In front of a federal judge Monday, two Yale Law School students argued for the return of deported Connecticut residents Paula Milardo and Arnold Giammarco.

In late February, Connecticut state Sen. Eric Coleman and state Rep. William Tong subpoenaed Giammarco and Milardo to appear in a public hearing slated for April regarding the consequences of Connecticut’s immigration laws on immigrant families, according to a joint declaration of Coleman and Tong. Both former residents had been deported to Italy in previous years — Milardo in 2011 and Giammarco in 2012 — for criminal convictions accrued in the U.S. Yale Law students Claire Simonich LAW ’16 and Avinash Samarth LAW ’16 from the Jerome N. Frank Legal Services Organization are representing Giammarco’s and Milardo’s cases, while Giammarco and Milardo are still currently in Campo di Fano and Melilli, respectively.

Simonich and Samarth have argued in court that the in-person testimonies of the residents are necessary to best convey their clients’ experiences. But Elizabeth Stevens — assistant director of the Department of Justice’s Office of Immigration Litigation — who represented the federal government in court March 28, claimed video conferencing could provide an acceptable alternative to in-person testimony. After hearing over two hours of arguments, U.S. District Judge Vanessa Bryant failed to reach a decision.

“There are other empirical studies that show that the outcome of a case can hinge enormously on whether or not it’s video conferencing versus in person,” Simonich said.

Milardo, now 66, moved to the U.S. legally in 1961, according to the YLS Worker and Immigrant Rights Advocacy Clinic. She married a disabled U.S. Army veteran in 1970 and now has six grandchildren. After her husband was diagnosed with cancer, Milardo developed a gambling addiction, which led her to steal $30,000 from an elderly friend. After she served a prison sentence for her criminal conviction, Milardo was deported. Giammarco, a U.S. Army veteran who immigrated in 1960, developed a drug addiction after the collapse of his first marriage and received several convictions for larceny and drug possession offenses. After he was arrested, Giammarco — now 60 years old — was deported.
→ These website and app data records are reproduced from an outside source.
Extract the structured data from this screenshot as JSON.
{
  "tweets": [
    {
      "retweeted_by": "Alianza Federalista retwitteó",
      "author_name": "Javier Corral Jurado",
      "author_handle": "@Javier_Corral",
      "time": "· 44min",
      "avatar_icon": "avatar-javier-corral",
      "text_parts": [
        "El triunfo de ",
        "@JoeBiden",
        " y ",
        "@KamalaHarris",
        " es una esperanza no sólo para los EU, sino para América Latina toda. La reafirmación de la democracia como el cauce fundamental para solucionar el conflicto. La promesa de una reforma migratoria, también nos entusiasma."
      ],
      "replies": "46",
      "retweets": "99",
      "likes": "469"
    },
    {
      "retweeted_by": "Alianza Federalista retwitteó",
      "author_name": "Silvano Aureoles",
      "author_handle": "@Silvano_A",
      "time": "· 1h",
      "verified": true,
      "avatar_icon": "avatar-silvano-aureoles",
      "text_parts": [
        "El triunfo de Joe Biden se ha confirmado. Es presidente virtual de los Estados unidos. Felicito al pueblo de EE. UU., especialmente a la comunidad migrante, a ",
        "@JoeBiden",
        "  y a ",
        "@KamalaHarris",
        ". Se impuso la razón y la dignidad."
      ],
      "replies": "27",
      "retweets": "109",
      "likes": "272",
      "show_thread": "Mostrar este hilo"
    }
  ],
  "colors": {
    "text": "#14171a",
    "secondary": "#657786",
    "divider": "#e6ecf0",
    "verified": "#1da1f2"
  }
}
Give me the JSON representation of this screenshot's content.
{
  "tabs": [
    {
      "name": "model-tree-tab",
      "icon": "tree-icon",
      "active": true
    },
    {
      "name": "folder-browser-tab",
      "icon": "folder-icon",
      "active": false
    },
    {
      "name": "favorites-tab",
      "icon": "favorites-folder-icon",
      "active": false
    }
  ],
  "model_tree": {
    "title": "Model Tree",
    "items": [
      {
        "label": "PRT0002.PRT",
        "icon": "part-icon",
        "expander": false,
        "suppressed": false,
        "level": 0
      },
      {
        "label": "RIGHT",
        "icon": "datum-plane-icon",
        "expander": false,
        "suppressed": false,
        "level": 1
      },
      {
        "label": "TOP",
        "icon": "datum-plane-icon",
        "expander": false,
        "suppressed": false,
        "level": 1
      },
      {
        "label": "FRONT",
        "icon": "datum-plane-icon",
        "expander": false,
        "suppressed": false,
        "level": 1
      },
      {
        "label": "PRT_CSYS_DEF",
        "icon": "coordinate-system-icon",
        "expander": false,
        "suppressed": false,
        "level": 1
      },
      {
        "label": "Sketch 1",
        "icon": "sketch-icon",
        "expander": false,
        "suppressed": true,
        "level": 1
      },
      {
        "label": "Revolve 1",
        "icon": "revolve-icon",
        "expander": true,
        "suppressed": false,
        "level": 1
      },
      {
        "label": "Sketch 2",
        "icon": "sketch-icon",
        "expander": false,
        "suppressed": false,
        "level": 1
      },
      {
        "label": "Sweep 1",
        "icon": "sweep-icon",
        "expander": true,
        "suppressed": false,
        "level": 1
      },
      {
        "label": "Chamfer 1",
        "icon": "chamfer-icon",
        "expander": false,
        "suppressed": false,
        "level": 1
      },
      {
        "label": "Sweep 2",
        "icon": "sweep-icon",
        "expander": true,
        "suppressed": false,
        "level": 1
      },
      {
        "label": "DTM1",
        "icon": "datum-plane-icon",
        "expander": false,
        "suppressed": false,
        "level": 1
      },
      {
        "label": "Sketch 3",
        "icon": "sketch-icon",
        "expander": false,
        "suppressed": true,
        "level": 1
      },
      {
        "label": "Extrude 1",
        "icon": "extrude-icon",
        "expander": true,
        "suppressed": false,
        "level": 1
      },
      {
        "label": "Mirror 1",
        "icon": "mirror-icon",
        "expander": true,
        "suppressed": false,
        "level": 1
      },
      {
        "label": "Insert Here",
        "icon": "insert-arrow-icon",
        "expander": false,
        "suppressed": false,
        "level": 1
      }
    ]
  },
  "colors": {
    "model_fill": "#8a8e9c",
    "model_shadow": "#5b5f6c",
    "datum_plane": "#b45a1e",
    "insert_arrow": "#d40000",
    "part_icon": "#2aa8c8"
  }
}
After hearing Giammarco and Milardo’s stories, the Connecticut General Assembly identified the petitioners as potential testifiers at the April 4 informational hearing about the impact of Connecticut immigration laws. Giammarco and Milardo may also be candidates for a pardon, which would clear their criminal records, Simonich said.

The Assembly’s Judiciary Committee issued subpoenas to Giammarco and Milardo so that the two could return to the United States to testify in person about their crimes. But U.S. Immigration and Customs Enforcement officials denied their reentry into the country. In response, and with the aid of law students, Giammarco and Milardo filed a petition on March 16 to force ICE to allow their re-entry.

That petition led to the Monday court hearing, at which a federal attorney argued that Giammarco and Milardo should not be allowed to return to the U.S. to testify in person. The attorney presented video conferencing as an acceptable alternative to in-person testimony.

“They can do it through a video conference,” ICE spokesman Shawn Neudauer told the Connecticut Law Tribune on March 18. “It is neither necessary, nor in the best interests of public safety, for previously convicted criminal aliens to be physically present in the United States to give testimony before a legislative body.”

On Monday, Stevens argued that video conferencing is widely used in courts around the world for remote witness testimony. ICE has also offered to provide video conferencing equipment in Italy for Giammarco and Milardo.

But Simonich and Samarth argued that video conferencing was an unacceptable alternative to in-person testimony. Simonich added that the federal court should comply with the specific request of Connecticut legislators that Giammarco and Milardo testify in person. Simonich also said social science research supports the argument against using video conferencing as testimony: 95 percent of social cues are given through in-person testimony, Simonich said, and those cues are lost in a statement made on video.

“Throughout the legal tradition, in rules of court procedure, in different court cases, there’s a long-standing tradition of having live and in-person testimony that’s only really supposed to be broken in very compelling circumstances,” Simonich said.

Justice Department spokeswoman Nicole Navas declined to comment on Monday’s court proceedings.

At YLS, the Jerome N. Frank Legal Services Organization provides legal aid to individuals and organizations unable to afford private attorneys.